“The challenge is always how do you bring the excitement of our 59th Street store [in Manhattan] to a building that is 15 percent of the size,” Gould added. “It’s not simple. You have to be sensitive to the local tastes and the customer.”
Still, executives say the new Bloomingdale’s sustains its own brand DNA and energy, and isn’t getting overrun by brand boutiques. “We still have strong classification presentations in denim, T-shirts, shoes and jewelry,” observed Tony Spring, president and chief operating officer, who will succeed Gould as ceo.
They also cited the familiar checkerboard tiling running through the B’way beauty area with the skylight above, gold-trimmed fixtures, and 30- to 40-foot-high ceilings above women’s footwear on the second level. At 4,000 square feet, the jewelry department is proportionally larger than those in other Bloomingdale’s locations. There are generously spaced classification areas for shoes, with 8,500 square feet, as well as for denim and T-shirts.

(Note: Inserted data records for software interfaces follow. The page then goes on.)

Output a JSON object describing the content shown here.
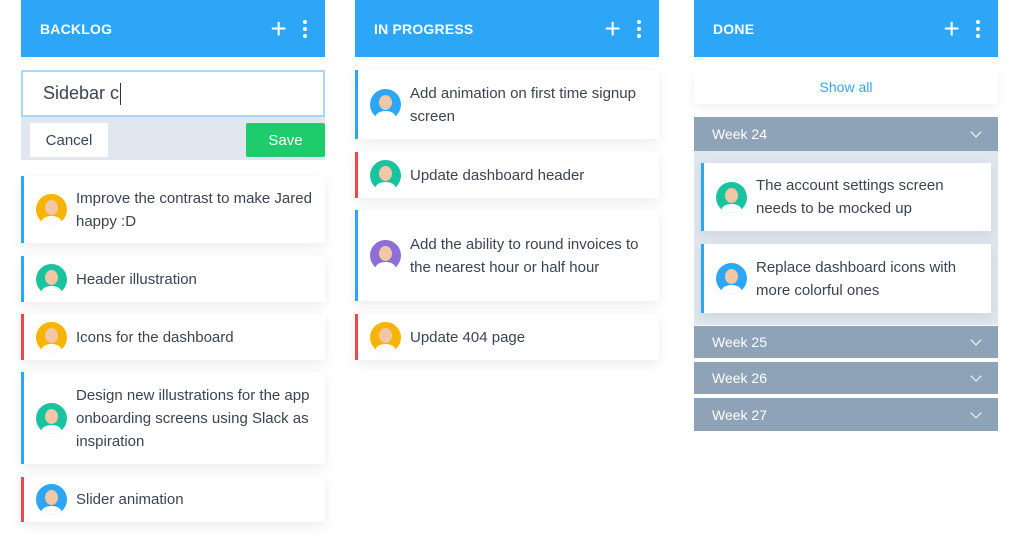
{
  "colors": {
    "header": "#2ea6f8",
    "stripe_blue": "#2ea6f8",
    "stripe_red": "#f4474a",
    "save": "#1fcc6b",
    "week": "#8fa3b8"
  },
  "backlog": {
    "title": "BACKLOG",
    "input_value": "Sidebar c",
    "cancel": "Cancel",
    "save": "Save",
    "cards": [
      {
        "text": "Improve the contrast to make Jared happy :D",
        "stripe": "blue",
        "avatar": "#f5b400"
      },
      {
        "text": "Header illustration",
        "stripe": "blue",
        "avatar": "#19c3a0"
      },
      {
        "text": "Icons for the dashboard",
        "stripe": "red",
        "avatar": "#f5b400"
      },
      {
        "text": "Design new illustrations for the app onboarding screens using Slack as inspiration",
        "stripe": "blue",
        "avatar": "#19c3a0"
      },
      {
        "text": "Slider animation",
        "stripe": "red",
        "avatar": "#2ea6f8"
      }
    ]
  },
  "in_progress": {
    "title": "IN PROGRESS",
    "cards": [
      {
        "text": "Add animation on first time signup screen",
        "stripe": "blue",
        "avatar": "#2ea6f8"
      },
      {
        "text": "Update dashboard header",
        "stripe": "red",
        "avatar": "#19c3a0"
      },
      {
        "text": "Add the ability to round invoices to the nearest hour or half hour",
        "stripe": "blue",
        "avatar": "#8e6fd8"
      },
      {
        "text": "Update 404 page",
        "stripe": "red",
        "avatar": "#f5b400"
      }
    ]
  },
  "done": {
    "title": "DONE",
    "show_all": "Show all",
    "weeks": [
      {
        "label": "Week 24",
        "cards": [
          {
            "text": "The account settings screen needs to be mocked up",
            "avatar": "#19c3a0"
          },
          {
            "text": "Replace dashboard icons with more colorful ones",
            "avatar": "#2ea6f8"
          }
        ]
      },
      {
        "label": "Week 25"
      },
      {
        "label": "Week 26"
      },
      {
        "label": "Week 27"
      }
    ]
  }
}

Boutiques occupy about 40 percent of the center core space (cosmetics, footwear, jewelry and accessories) while 80 percent of the ready-to-wear floor is occupied by boutiques, and the remainder is for men’s and kids. The store will be manned with personal shoppers called style advisers, in addition to the sales associates, as well as a Studio Services department to help movie studios outfit their actors and actresses.

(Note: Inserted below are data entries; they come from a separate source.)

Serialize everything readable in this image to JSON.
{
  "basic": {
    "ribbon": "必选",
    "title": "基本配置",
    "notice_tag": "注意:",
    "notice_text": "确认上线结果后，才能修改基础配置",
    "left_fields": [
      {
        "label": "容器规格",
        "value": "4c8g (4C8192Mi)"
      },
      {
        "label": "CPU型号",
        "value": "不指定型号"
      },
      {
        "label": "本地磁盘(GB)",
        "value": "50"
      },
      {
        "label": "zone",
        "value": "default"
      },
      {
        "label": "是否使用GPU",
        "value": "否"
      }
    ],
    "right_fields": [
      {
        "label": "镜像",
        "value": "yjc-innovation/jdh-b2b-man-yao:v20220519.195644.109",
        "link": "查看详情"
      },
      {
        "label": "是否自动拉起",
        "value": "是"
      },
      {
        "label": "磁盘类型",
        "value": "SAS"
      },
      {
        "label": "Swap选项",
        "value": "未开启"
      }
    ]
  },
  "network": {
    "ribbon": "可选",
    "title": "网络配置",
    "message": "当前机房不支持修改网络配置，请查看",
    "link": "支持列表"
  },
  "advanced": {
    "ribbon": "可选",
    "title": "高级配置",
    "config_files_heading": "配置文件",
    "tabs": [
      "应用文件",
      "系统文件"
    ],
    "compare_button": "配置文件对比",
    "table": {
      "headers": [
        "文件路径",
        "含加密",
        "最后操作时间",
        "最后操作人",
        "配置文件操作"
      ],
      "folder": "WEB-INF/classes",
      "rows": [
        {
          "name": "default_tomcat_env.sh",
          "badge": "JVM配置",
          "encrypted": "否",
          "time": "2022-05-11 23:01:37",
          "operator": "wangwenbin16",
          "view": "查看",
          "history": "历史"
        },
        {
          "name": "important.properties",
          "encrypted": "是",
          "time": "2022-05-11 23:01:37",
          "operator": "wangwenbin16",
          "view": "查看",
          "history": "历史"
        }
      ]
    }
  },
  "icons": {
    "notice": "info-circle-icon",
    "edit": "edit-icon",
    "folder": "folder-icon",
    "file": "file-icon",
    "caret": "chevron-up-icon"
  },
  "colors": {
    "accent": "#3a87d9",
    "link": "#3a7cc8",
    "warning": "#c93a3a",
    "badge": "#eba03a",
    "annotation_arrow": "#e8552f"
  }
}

Bloomingdale’s in Glendale took over a former Mervyn’s store, gutted the box and expanded the footprint deeper into the mall, giving it greater space and taking over an existing skylight. At night, the store will be visible from afar, with a combination of LED illuminated squares and pale gray, silver, green and black tiles. Inside, associates will be equipped with mobile checkout devices and digital look books, and a “denim seeker” to help find the best jean fit. A by-invitation private preview day will donate a portion of the proceeds to 10 local charities.

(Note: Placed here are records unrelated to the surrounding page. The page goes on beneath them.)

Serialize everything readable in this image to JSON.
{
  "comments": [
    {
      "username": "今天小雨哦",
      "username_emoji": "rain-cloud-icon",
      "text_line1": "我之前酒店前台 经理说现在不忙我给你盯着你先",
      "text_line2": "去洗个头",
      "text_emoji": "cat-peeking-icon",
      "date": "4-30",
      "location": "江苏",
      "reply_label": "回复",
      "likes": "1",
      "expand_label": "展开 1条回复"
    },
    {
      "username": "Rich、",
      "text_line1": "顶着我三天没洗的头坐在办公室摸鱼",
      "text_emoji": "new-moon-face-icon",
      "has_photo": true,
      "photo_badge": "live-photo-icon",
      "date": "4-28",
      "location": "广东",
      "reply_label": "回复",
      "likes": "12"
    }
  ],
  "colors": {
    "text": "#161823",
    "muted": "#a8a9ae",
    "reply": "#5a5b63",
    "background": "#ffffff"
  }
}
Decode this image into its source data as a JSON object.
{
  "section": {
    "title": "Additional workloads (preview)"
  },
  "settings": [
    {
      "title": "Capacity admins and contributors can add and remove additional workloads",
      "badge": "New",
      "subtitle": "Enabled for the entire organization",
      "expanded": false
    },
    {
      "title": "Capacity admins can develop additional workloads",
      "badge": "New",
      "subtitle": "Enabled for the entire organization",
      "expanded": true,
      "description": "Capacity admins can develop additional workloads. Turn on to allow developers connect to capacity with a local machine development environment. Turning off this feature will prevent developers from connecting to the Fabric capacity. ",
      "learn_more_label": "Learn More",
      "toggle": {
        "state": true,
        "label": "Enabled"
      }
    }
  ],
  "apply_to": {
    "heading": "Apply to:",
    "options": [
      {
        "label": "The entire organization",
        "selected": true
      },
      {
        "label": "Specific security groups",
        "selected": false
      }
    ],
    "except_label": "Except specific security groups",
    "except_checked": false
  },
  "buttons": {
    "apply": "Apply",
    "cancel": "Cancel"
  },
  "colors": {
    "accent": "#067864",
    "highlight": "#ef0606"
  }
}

Bloomingdale’s executives said they’ve eyed the Glendale Galleria for years. The turning point came when the mall began a major redevelopment and upgrading. The 1.5-million-square-foot mall, owned by General Growth Properties Inc., created an outdoor public plaza, new entrances, new restaurants and signs, and modernized the food court, the floors, lighting, elevators, escalators and added chandeliers and water features. The mall was built in 1976, and is known for housing the first Apple Store and the first Disney Store.
The last department store opened by Bloomingdale’s, which generated north of $3 billion in revenues last year in 36 locations, was in Santa Monica in August 2010. That same month, Bloomingdale’s began opening outlets and currently has 13. Earlier in 2010, Bloomingdale’s opened its first and only international store, in Dubai.
Glendale is Bloomingdale’s eighth unit in Southern California, 10th in the state, and 37th in the entire chain. After Glendale, the next Bloomingdale’s opening will be in Stanford, Calif., in fall 2014, replacing an existing unit. In fall 2015, a store will open in the Ala Moana mall in Hawaii.
“People are talking to Bloomingdale’s about locations in lots of places. We’ve had good growth over the last number of years, so why not? We have fewer stores than either Nordstrom or Neiman’s,” Gould said. The Neiman Marcus Group operates 41 Neiman Marcus stores, two Bergdorf Goodman stores and 36 Last Call clearance centers. Nordstrom has 117 full-line stores and 131 Nordstrom Rack outlets. “We have opportunities.”
Among the most likely targets are the Pacific Northwest, Arizona and Texas, where Bloomingdale’s has no department stores.
The retailer could also open additional freestanding home stores, like the Medinah unit in Chicago, Gould suggested. “We don’t have a separate home-store strategy but that doesn’t mean there isn’t an opportunity.”